[Stored data]
/---

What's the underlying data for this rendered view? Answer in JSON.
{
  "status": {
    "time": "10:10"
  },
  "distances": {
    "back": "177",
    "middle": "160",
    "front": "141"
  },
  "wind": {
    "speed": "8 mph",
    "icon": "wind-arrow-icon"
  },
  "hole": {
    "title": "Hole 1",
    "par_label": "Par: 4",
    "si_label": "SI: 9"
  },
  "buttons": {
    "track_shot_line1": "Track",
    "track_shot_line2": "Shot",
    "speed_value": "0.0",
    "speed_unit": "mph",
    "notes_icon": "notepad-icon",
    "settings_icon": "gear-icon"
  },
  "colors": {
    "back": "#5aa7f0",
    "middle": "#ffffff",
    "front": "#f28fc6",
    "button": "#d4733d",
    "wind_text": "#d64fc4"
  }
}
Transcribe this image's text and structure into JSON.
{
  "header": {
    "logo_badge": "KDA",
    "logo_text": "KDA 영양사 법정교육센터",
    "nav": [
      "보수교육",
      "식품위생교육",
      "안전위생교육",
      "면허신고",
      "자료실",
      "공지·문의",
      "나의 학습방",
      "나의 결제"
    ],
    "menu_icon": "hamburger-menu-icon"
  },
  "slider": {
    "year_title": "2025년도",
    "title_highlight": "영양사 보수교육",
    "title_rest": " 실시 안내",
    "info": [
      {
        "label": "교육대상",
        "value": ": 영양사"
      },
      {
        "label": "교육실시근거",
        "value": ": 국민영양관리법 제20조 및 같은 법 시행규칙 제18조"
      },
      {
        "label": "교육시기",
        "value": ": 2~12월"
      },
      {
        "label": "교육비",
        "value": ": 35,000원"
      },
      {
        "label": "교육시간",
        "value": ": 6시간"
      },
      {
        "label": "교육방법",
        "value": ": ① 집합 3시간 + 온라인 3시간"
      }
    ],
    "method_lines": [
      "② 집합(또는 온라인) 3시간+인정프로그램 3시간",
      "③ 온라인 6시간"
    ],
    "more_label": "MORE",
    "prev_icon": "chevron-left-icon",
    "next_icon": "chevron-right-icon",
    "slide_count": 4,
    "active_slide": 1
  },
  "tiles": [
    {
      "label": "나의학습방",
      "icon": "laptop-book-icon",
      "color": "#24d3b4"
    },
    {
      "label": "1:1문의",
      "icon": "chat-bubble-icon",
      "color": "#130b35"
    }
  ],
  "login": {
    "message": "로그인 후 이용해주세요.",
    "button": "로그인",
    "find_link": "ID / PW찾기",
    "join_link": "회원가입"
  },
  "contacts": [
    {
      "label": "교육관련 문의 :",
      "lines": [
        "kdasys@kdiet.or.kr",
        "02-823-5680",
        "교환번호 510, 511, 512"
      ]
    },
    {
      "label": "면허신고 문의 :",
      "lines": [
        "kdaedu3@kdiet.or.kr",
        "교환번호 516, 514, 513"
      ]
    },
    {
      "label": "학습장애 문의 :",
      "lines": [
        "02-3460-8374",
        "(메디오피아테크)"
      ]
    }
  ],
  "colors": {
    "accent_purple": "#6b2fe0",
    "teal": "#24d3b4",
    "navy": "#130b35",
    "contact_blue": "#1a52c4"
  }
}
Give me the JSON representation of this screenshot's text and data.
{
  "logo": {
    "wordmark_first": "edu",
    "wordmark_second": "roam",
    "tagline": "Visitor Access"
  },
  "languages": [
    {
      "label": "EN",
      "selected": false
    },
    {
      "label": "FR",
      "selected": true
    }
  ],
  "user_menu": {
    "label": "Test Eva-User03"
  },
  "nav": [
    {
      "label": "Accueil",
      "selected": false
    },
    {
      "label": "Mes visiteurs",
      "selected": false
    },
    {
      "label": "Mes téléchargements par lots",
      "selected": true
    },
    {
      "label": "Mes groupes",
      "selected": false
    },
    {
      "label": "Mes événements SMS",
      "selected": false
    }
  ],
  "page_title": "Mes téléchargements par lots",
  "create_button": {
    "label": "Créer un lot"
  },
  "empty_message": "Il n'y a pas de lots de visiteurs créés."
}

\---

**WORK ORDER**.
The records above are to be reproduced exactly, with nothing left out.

**SOLUTION FOR THIS PROBLEM**.
What's the underlying data for this rendered view? Answer in JSON.
{
  "status": {
    "time": "10:10"
  },
  "distances": {
    "back": "177",
    "middle": "160",
    "front": "141"
  },
  "wind": {
    "speed": "8 mph",
    "icon": "wind-arrow-icon"
  },
  "hole": {
    "title": "Hole 1",
    "par_label": "Par: 4",
    "si_label": "SI: 9"
  },
  "buttons": {
    "track_shot_line1": "Track",
    "track_shot_line2": "Shot",
    "speed_value": "0.0",
    "speed_unit": "mph",
    "notes_icon": "notepad-icon",
    "settings_icon": "gear-icon"
  },
  "colors": {
    "back": "#5aa7f0",
    "middle": "#ffffff",
    "front": "#f28fc6",
    "button": "#d4733d",
    "wind_text": "#d64fc4"
  }
}
Transcribe this image's text and structure into JSON.
{
  "header": {
    "logo_badge": "KDA",
    "logo_text": "KDA 영양사 법정교육센터",
    "nav": [
      "보수교육",
      "식품위생교육",
      "안전위생교육",
      "면허신고",
      "자료실",
      "공지·문의",
      "나의 학습방",
      "나의 결제"
    ],
    "menu_icon": "hamburger-menu-icon"
  },
  "slider": {
    "year_title": "2025년도",
    "title_highlight": "영양사 보수교육",
    "title_rest": " 실시 안내",
    "info": [
      {
        "label": "교육대상",
        "value": ": 영양사"
      },
      {
        "label": "교육실시근거",
        "value": ": 국민영양관리법 제20조 및 같은 법 시행규칙 제18조"
      },
      {
        "label": "교육시기",
        "value": ": 2~12월"
      },
      {
        "label": "교육비",
        "value": ": 35,000원"
      },
      {
        "label": "교육시간",
        "value": ": 6시간"
      },
      {
        "label": "교육방법",
        "value": ": ① 집합 3시간 + 온라인 3시간"
      }
    ],
    "method_lines": [
      "② 집합(또는 온라인) 3시간+인정프로그램 3시간",
      "③ 온라인 6시간"
    ],
    "more_label": "MORE",
    "prev_icon": "chevron-left-icon",
    "next_icon": "chevron-right-icon",
    "slide_count": 4,
    "active_slide": 1
  },
  "tiles": [
    {
      "label": "나의학습방",
      "icon": "laptop-book-icon",
      "color": "#24d3b4"
    },
    {
      "label": "1:1문의",
      "icon": "chat-bubble-icon",
      "color": "#130b35"
    }
  ],
  "login": {
    "message": "로그인 후 이용해주세요.",
    "button": "로그인",
    "find_link": "ID / PW찾기",
    "join_link": "회원가입"
  },
  "contacts": [
    {
      "label": "교육관련 문의 :",
      "lines": [
        "kdasys@kdiet.or.kr",
        "02-823-5680",
        "교환번호 510, 511, 512"
      ]
    },
    {
      "label": "면허신고 문의 :",
      "lines": [
        "kdaedu3@kdiet.or.kr",
        "교환번호 516, 514, 513"
      ]
    },
    {
      "label": "학습장애 문의 :",
      "lines": [
        "02-3460-8374",
        "(메디오피아테크)"
      ]
    }
  ],
  "colors": {
    "accent_purple": "#6b2fe0",
    "teal": "#24d3b4",
    "navy": "#130b35",
    "contact_blue": "#1a52c4"
  }
}
Give me the JSON representation of this screenshot's text and data.
{
  "logo": {
    "wordmark_first": "edu",
    "wordmark_second": "roam",
    "tagline": "Visitor Access"
  },
  "languages": [
    {
      "label": "EN",
      "selected": false
    },
    {
      "label": "FR",
      "selected": true
    }
  ],
  "user_menu": {
    "label": "Test Eva-User03"
  },
  "nav": [
    {
      "label": "Accueil",
      "selected": false
    },
    {
      "label": "Mes visiteurs",
      "selected": false
    },
    {
      "label": "Mes téléchargements par lots",
      "selected": true
    },
    {
      "label": "Mes groupes",
      "selected": false
    },
    {
      "label": "Mes événements SMS",
      "selected": false
    }
  ],
  "page_title": "Mes téléchargements par lots",
  "create_button": {
    "label": "Créer un lot"
  },
  "empty_message": "Il n'y a pas de lots de visiteurs créés."
}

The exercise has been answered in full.